For purposes of summary judgment, all of this evidence must be taken as true. T.W. Electrical Service, Inc. v. Pacific Electrical Contractors Ass'n, 809 F.2d 626, 630-31 (9th Cir. 1987).

Second, defendants claim that summary judgment is warranted because they asked people of other races for their passports and international tickets before allowing them to shop. The implication was that defendants did not limit to Blacks the policy of refusing entry to their store.

Defendants state two contradictory reasons why they used this policy of asking for a passport. Some employees of Duty Free state that they were told to only use this policy if they recognized a previous shoplifter. Other employees state that they used the policy only if someone was "suspicious."

In fact, there is evidence of only three occasions in which people other than Blacks (a Chinese boy, a white male, and a Japanese woman) were refused entry based on the policy that those people needed a passport or airline ticket. In those cases, defendants admit the people turned away were recognized shoplifters. The question remains: Why were the seventeen black plaintiffs turned away if they had never been in the store before? They could not have been recognized shoplifters. Thus, summary judgment cannot be granted based on this rationale for turning away customers.

Defendants also presented testimony that the policy was used against all "suspicious" people rather than just recognized shoplifters. This, of course, is in direct conflict with defendants' earlier statements that the policy of telling people that they could not shop in the store without a passport was used only against recognized shoplifters. Taking this statement as true, however, defendants cannot make a case that their actions did not amount to discrimination. In fact, the argument helps plaintiffs' case. The evidence presented by *1290 plaintiffs implies that the policy was used against the seventeen black plaintiffs. The evidence from the videotape implies that it was used against additional black people. Thus, at least these black people were considered "suspicious." The defendants present no evidence whatsoever that indicates why all the plaintiffs were considered "suspicious," and, thus, an inference of discrimination is certainly a valid inference. Thus, summary judgment based on this rationale is equally not warranted.

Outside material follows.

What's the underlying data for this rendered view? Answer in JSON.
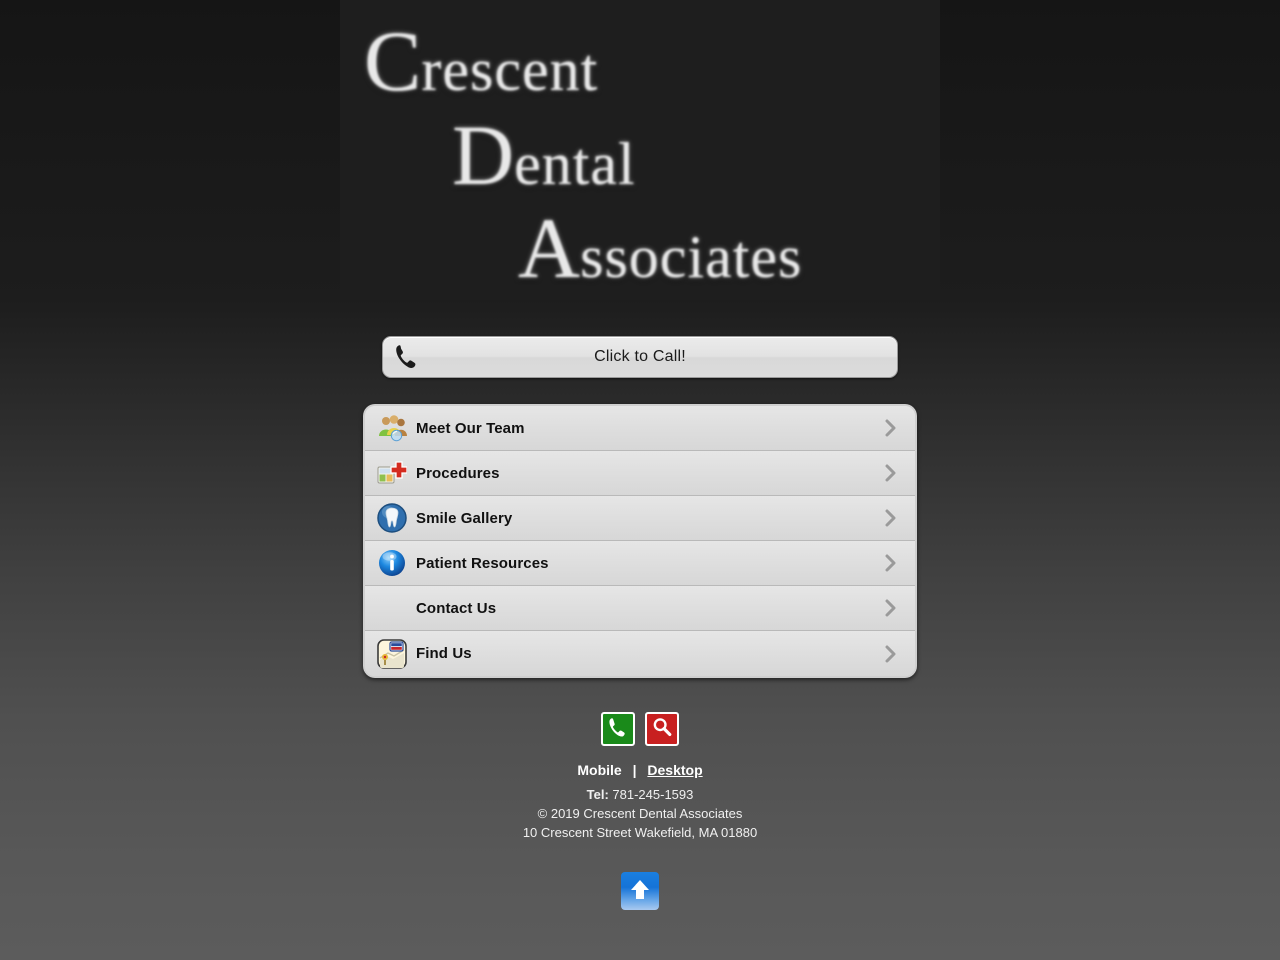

There is a genuine issue as to whether defendants discriminated against plaintiffs. All plaintiffs state that defendants did discriminate against them and they state facts that support a strong inference of discrimination. In addition, they provide additional evidence in the form of declarations and the KRON TV videotape. Defendants state that they did not discriminate and on three prior occasions denied entry to known shoplifters of other races. This conflict is clearly a classic disputed factual issue. Accordingly,

IT IS HEREBY ORDERED that defendants' motion for summary judgment is denied because genuine issues of material fact exist regarding plaintiffs' causes of action.


[1] The relevant statute is 42 U.S.C. ยง 1981, which provides:

All persons within the jurisdiction of the United States shall have the same right in every State and Territory to make and enforce contracts, to sue, be parties, give evidence, and to the full and equal benefit of all laws and proceedings for the security of persons and property as is enjoyed by white citizens, and shall be subject to like punishment, pains, penalties, taxes, licenses, and exactions of every kind, and to no other.